Walters, Marianne, et. al. The Invisible Web: Gender Patterns in Family Relationships. New York: Guilford Press, 1988.
Wetchler, Joseph L., and Lorna L. Hecker, editors. An Introduction to Marriage and Family Therapy.
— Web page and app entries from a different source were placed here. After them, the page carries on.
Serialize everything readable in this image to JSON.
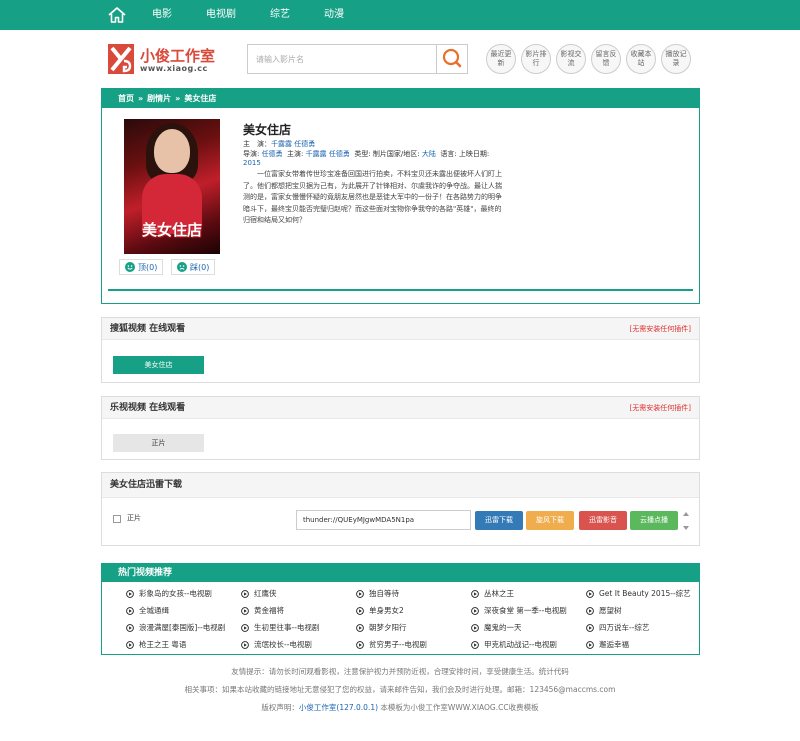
{
  "nav": {
    "items": [
      {
        "label": "电影"
      },
      {
        "label": "电视剧"
      },
      {
        "label": "综艺"
      },
      {
        "label": "动漫"
      }
    ]
  },
  "header": {
    "logo_title": "小俊工作室",
    "logo_sub": "www.xiaog.cc",
    "search_placeholder": "请输入影片名",
    "quick_buttons": [
      "最近更新",
      "影片排行",
      "影视交流",
      "留言反馈",
      "收藏本站",
      "播放记录"
    ]
  },
  "breadcrumb": [
    "首页",
    "剧情片",
    "美女住店"
  ],
  "movie": {
    "title": "美女住店",
    "starring_label": "主　演：",
    "starring": [
      "千露露",
      "任德勇"
    ],
    "director_label": "导演:",
    "director": "任德勇",
    "cast_label": "主演:",
    "cast": [
      "千露露",
      "任德勇"
    ],
    "type_label": "类型: 制片国家/地区:",
    "region": "大陆",
    "lang_label": "语言: 上映日期:",
    "year": "2015",
    "description": "一位富家女带着传世珍宝准备回国进行拍卖，不料宝贝还未露出便被坏人们盯上了。他们都想把宝贝据为己有，为此展开了针锋相对、尔虞我诈的争夺战。最让人揣测的是，富家女慢慢怀疑的竟朋友居然也是恶徒大军中的一份子！在各路势力的明争暗斗下，最终宝贝能否完璧归赵呢？而这些面对宝物你争我夺的各路\"英雄\"，最终的归宿和结局又如何？",
    "poster_text": "美女住店",
    "up_label": "顶(0)",
    "down_label": "踩(0)"
  },
  "sources": [
    {
      "title": "搜狐视频 在线观看",
      "note": "[无需安装任何插件]",
      "episode": "美女住店"
    },
    {
      "title": "乐视视频 在线观看",
      "note": "[无需安装任何插件]",
      "episode": "正片"
    }
  ],
  "download": {
    "title": "美女住店迅雷下载",
    "item_label": "正片",
    "link": "thunder://QUEyMJgwMDA5N1pa",
    "buttons": [
      {
        "label": "迅雷下载",
        "color": "#337ab7"
      },
      {
        "label": "旋风下载",
        "color": "#f0ad4e"
      },
      {
        "label": "迅雷影音",
        "color": "#d9534f"
      },
      {
        "label": "云播点播",
        "color": "#5cb85c"
      }
    ]
  },
  "recommend": {
    "title": "热门视频推荐",
    "items": [
      "彩象岛的女孩--电视剧",
      "红鹰侠",
      "独自等待",
      "丛林之王",
      "Get It Beauty 2015--综艺",
      "全城通缉",
      "黄金福将",
      "单身男女2",
      "深夜食堂 第一季--电视剧",
      "愿望树",
      "浪漫满屋[泰国版]--电视剧",
      "生初里往事--电视剧",
      "朝梦夕阳行",
      "魔鬼的一天",
      "四万说车--综艺",
      "枪王之王 粤语",
      "流氓校长--电视剧",
      "贫穷男子--电视剧",
      "甲克机动战记--电视剧",
      "邂逅幸福"
    ]
  },
  "footer": {
    "tip": "友情提示：请勿长时间观看影视，注意保护视力并预防近视，合理安排时间，享受健康生活。统计代码",
    "notice": "相关事项：如果本站收藏的链接地址无意侵犯了您的权益，请来邮件告知，我们会及时进行处理。邮箱：123456@maccms.com",
    "copyright_prefix": "版权声明：",
    "copyright_link": "小俊工作室(127.0.0.1)",
    "copyright_suffix": " 本模板为小俊工作室WWW.XIAOG.CC收费模板"
  },
  "colors": {
    "accent": "#16a085",
    "link": "#1a64b0",
    "warning": "#e03030"
  }
}
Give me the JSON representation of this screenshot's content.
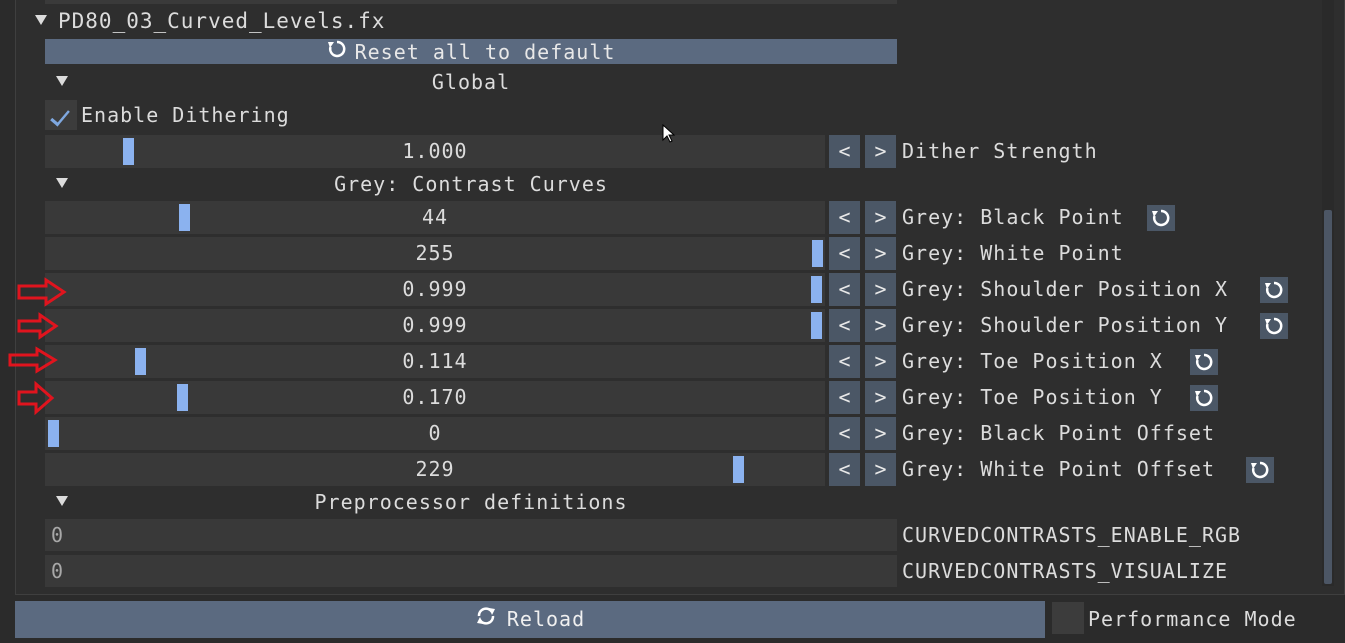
{
  "effect": {
    "name": "PD80_03_Curved_Levels.fx",
    "reset_all_label": "Reset all to default"
  },
  "sections": {
    "global": "Global",
    "grey": "Grey: Contrast Curves",
    "preprocessor": "Preprocessor definitions"
  },
  "checkbox": {
    "label": "Enable Dithering",
    "checked": true
  },
  "rows": [
    {
      "value": "1.000",
      "label": "Dither Strength",
      "fill": 0.1,
      "reset": false
    },
    {
      "value": "44",
      "label": "Grey: Black Point",
      "fill": 0.17,
      "reset": true
    },
    {
      "value": "255",
      "label": "Grey: White Point",
      "fill": 1.0,
      "reset": false
    },
    {
      "value": "0.999",
      "label": "Grey: Shoulder Position X",
      "fill": 0.999,
      "reset": true
    },
    {
      "value": "0.999",
      "label": "Grey: Shoulder Position Y",
      "fill": 0.999,
      "reset": true
    },
    {
      "value": "0.114",
      "label": "Grey: Toe Position X",
      "fill": 0.114,
      "reset": true
    },
    {
      "value": "0.170",
      "label": "Grey: Toe Position Y",
      "fill": 0.17,
      "reset": true
    },
    {
      "value": "0",
      "label": "Grey: Black Point Offset",
      "fill": 0.0,
      "reset": false
    },
    {
      "value": "229",
      "label": "Grey: White Point Offset",
      "fill": 0.9,
      "reset": true
    }
  ],
  "buttons": {
    "decrement": "<",
    "increment": ">"
  },
  "defines": [
    {
      "value": "0",
      "label": "CURVEDCONTRASTS_ENABLE_RGB"
    },
    {
      "value": "0",
      "label": "CURVEDCONTRASTS_VISUALIZE"
    }
  ],
  "footer": {
    "reload_label": "Reload",
    "performance_label": "Performance Mode",
    "performance_checked": false
  },
  "colors": {
    "accent": "#8bb2ef",
    "button": "#4b5766",
    "bar": "#5b6a80",
    "annotation_arrow": "#e0141e"
  }
}
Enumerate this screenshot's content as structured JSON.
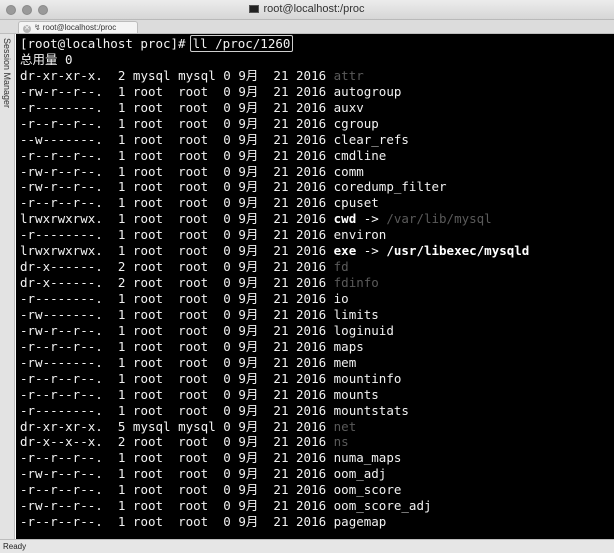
{
  "window": {
    "title": "root@localhost:/proc"
  },
  "tab": {
    "close_glyph": "✕",
    "icon_glyph": "↯",
    "label": "root@localhost:/proc"
  },
  "sidebar": {
    "label": "Session Manager"
  },
  "terminal": {
    "prompt": "[root@localhost proc]#",
    "command": "ll /proc/1260",
    "total_line": "总用量 0",
    "entries": [
      {
        "perms": "dr-xr-xr-x.",
        "links": "2",
        "owner": "mysql",
        "group": "mysql",
        "size": "0",
        "month": "9月",
        "day": "21",
        "year": "2016",
        "name": "attr",
        "kind": "dir"
      },
      {
        "perms": "-rw-r--r--.",
        "links": "1",
        "owner": "root",
        "group": "root",
        "size": "0",
        "month": "9月",
        "day": "21",
        "year": "2016",
        "name": "autogroup",
        "kind": "file"
      },
      {
        "perms": "-r--------.",
        "links": "1",
        "owner": "root",
        "group": "root",
        "size": "0",
        "month": "9月",
        "day": "21",
        "year": "2016",
        "name": "auxv",
        "kind": "file"
      },
      {
        "perms": "-r--r--r--.",
        "links": "1",
        "owner": "root",
        "group": "root",
        "size": "0",
        "month": "9月",
        "day": "21",
        "year": "2016",
        "name": "cgroup",
        "kind": "file"
      },
      {
        "perms": "--w-------.",
        "links": "1",
        "owner": "root",
        "group": "root",
        "size": "0",
        "month": "9月",
        "day": "21",
        "year": "2016",
        "name": "clear_refs",
        "kind": "file"
      },
      {
        "perms": "-r--r--r--.",
        "links": "1",
        "owner": "root",
        "group": "root",
        "size": "0",
        "month": "9月",
        "day": "21",
        "year": "2016",
        "name": "cmdline",
        "kind": "file"
      },
      {
        "perms": "-rw-r--r--.",
        "links": "1",
        "owner": "root",
        "group": "root",
        "size": "0",
        "month": "9月",
        "day": "21",
        "year": "2016",
        "name": "comm",
        "kind": "file"
      },
      {
        "perms": "-rw-r--r--.",
        "links": "1",
        "owner": "root",
        "group": "root",
        "size": "0",
        "month": "9月",
        "day": "21",
        "year": "2016",
        "name": "coredump_filter",
        "kind": "file"
      },
      {
        "perms": "-r--r--r--.",
        "links": "1",
        "owner": "root",
        "group": "root",
        "size": "0",
        "month": "9月",
        "day": "21",
        "year": "2016",
        "name": "cpuset",
        "kind": "file"
      },
      {
        "perms": "lrwxrwxrwx.",
        "links": "1",
        "owner": "root",
        "group": "root",
        "size": "0",
        "month": "9月",
        "day": "21",
        "year": "2016",
        "name": "cwd",
        "kind": "link",
        "target": "/var/lib/mysql",
        "target_style": "dim"
      },
      {
        "perms": "-r--------.",
        "links": "1",
        "owner": "root",
        "group": "root",
        "size": "0",
        "month": "9月",
        "day": "21",
        "year": "2016",
        "name": "environ",
        "kind": "file"
      },
      {
        "perms": "lrwxrwxrwx.",
        "links": "1",
        "owner": "root",
        "group": "root",
        "size": "0",
        "month": "9月",
        "day": "21",
        "year": "2016",
        "name": "exe",
        "kind": "link",
        "target": "/usr/libexec/mysqld",
        "target_style": "bold"
      },
      {
        "perms": "dr-x------.",
        "links": "2",
        "owner": "root",
        "group": "root",
        "size": "0",
        "month": "9月",
        "day": "21",
        "year": "2016",
        "name": "fd",
        "kind": "dir"
      },
      {
        "perms": "dr-x------.",
        "links": "2",
        "owner": "root",
        "group": "root",
        "size": "0",
        "month": "9月",
        "day": "21",
        "year": "2016",
        "name": "fdinfo",
        "kind": "dir"
      },
      {
        "perms": "-r--------.",
        "links": "1",
        "owner": "root",
        "group": "root",
        "size": "0",
        "month": "9月",
        "day": "21",
        "year": "2016",
        "name": "io",
        "kind": "file"
      },
      {
        "perms": "-rw-------.",
        "links": "1",
        "owner": "root",
        "group": "root",
        "size": "0",
        "month": "9月",
        "day": "21",
        "year": "2016",
        "name": "limits",
        "kind": "file"
      },
      {
        "perms": "-rw-r--r--.",
        "links": "1",
        "owner": "root",
        "group": "root",
        "size": "0",
        "month": "9月",
        "day": "21",
        "year": "2016",
        "name": "loginuid",
        "kind": "file"
      },
      {
        "perms": "-r--r--r--.",
        "links": "1",
        "owner": "root",
        "group": "root",
        "size": "0",
        "month": "9月",
        "day": "21",
        "year": "2016",
        "name": "maps",
        "kind": "file"
      },
      {
        "perms": "-rw-------.",
        "links": "1",
        "owner": "root",
        "group": "root",
        "size": "0",
        "month": "9月",
        "day": "21",
        "year": "2016",
        "name": "mem",
        "kind": "file"
      },
      {
        "perms": "-r--r--r--.",
        "links": "1",
        "owner": "root",
        "group": "root",
        "size": "0",
        "month": "9月",
        "day": "21",
        "year": "2016",
        "name": "mountinfo",
        "kind": "file"
      },
      {
        "perms": "-r--r--r--.",
        "links": "1",
        "owner": "root",
        "group": "root",
        "size": "0",
        "month": "9月",
        "day": "21",
        "year": "2016",
        "name": "mounts",
        "kind": "file"
      },
      {
        "perms": "-r--------.",
        "links": "1",
        "owner": "root",
        "group": "root",
        "size": "0",
        "month": "9月",
        "day": "21",
        "year": "2016",
        "name": "mountstats",
        "kind": "file"
      },
      {
        "perms": "dr-xr-xr-x.",
        "links": "5",
        "owner": "mysql",
        "group": "mysql",
        "size": "0",
        "month": "9月",
        "day": "21",
        "year": "2016",
        "name": "net",
        "kind": "dir"
      },
      {
        "perms": "dr-x--x--x.",
        "links": "2",
        "owner": "root",
        "group": "root",
        "size": "0",
        "month": "9月",
        "day": "21",
        "year": "2016",
        "name": "ns",
        "kind": "dir"
      },
      {
        "perms": "-r--r--r--.",
        "links": "1",
        "owner": "root",
        "group": "root",
        "size": "0",
        "month": "9月",
        "day": "21",
        "year": "2016",
        "name": "numa_maps",
        "kind": "file"
      },
      {
        "perms": "-rw-r--r--.",
        "links": "1",
        "owner": "root",
        "group": "root",
        "size": "0",
        "month": "9月",
        "day": "21",
        "year": "2016",
        "name": "oom_adj",
        "kind": "file"
      },
      {
        "perms": "-r--r--r--.",
        "links": "1",
        "owner": "root",
        "group": "root",
        "size": "0",
        "month": "9月",
        "day": "21",
        "year": "2016",
        "name": "oom_score",
        "kind": "file"
      },
      {
        "perms": "-rw-r--r--.",
        "links": "1",
        "owner": "root",
        "group": "root",
        "size": "0",
        "month": "9月",
        "day": "21",
        "year": "2016",
        "name": "oom_score_adj",
        "kind": "file"
      },
      {
        "perms": "-r--r--r--.",
        "links": "1",
        "owner": "root",
        "group": "root",
        "size": "0",
        "month": "9月",
        "day": "21",
        "year": "2016",
        "name": "pagemap",
        "kind": "file"
      }
    ]
  },
  "statusbar": {
    "text": "Ready"
  },
  "colors": {
    "terminal_bg": "#000000",
    "terminal_fg": "#f2f2f2",
    "dir_color": "#5a5a5a"
  }
}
New York City: Routledge, 2015.
Carr, Alan. “The Evidence Base for Couple Therapy, Family Therapy and Systemic Interventions for Adult-focused problems.” Journal of Family Therapy 36, no. 2 (April 2014): 158–194.
American Association for Marriage and Family Therapy. “Marriage and Family Therapists: The Friendly Mental Health Professionals—AAMFT Therapy Topics.” https://www.therapistlocator.net/iMIS15/AAMFT/Content/Consumer_Updates/Marriage_and_Family_Therapists.aspx (accessed July 27, 2015).
California Social Work Hall of Distinction. “Satir, Virginia (1916–1988).” http://www.socialworkhallofdistinction.org/honorees/item.php?id=33 (accessed July 27, 2015).
Cleveland Clinic. “Marital and Family Issues.” http://my.clevelandclinic.org/services/neurological_institute/center-for-behavorial-health/disease-conditions/marital-family-issues (accessed July 27, 2015).
Mayo Clinic. “Family Therapy.” http://www.mayoclinic.org/tests-procedures/family-therapy/basics/definition/prc-20014423 (accessed July 27, 2015).
MedlinePlus, U.S. National Library of Medicine. “Family Issues.” http://www.nlm.nih.gov/medlineplus/familyissues.html (accessed July 27, 2015).
American Association for Marriage and Family Therapy, 112 South Alfred St., Alexandria, VA, 22314-3061, (703) 838-9808, Fax: (703) 838-9805, https://www.aamft.org/ .
Family Service Association, 702 Pedro Ave., San Antonio, TX, 78212, (210) 299-2400, Fax: (210) 299-4498, Support@family-service.org, http://www.family-service.org/ .
National Council on Family Relations, 1201 West River Pkwy., Suite 200, Minneapolis, MN, 55454-1115, (763) 781-9331, Fax: (763) 781-9348, (888) 781-9348, https://www.ncfr.org/ .
Step Family Foundation, 310 85th St., Suite 1B, New York City, NY, 10024, (212) 877-3244, Stepfamily@aol.com, http://www.stepfamily.org/ .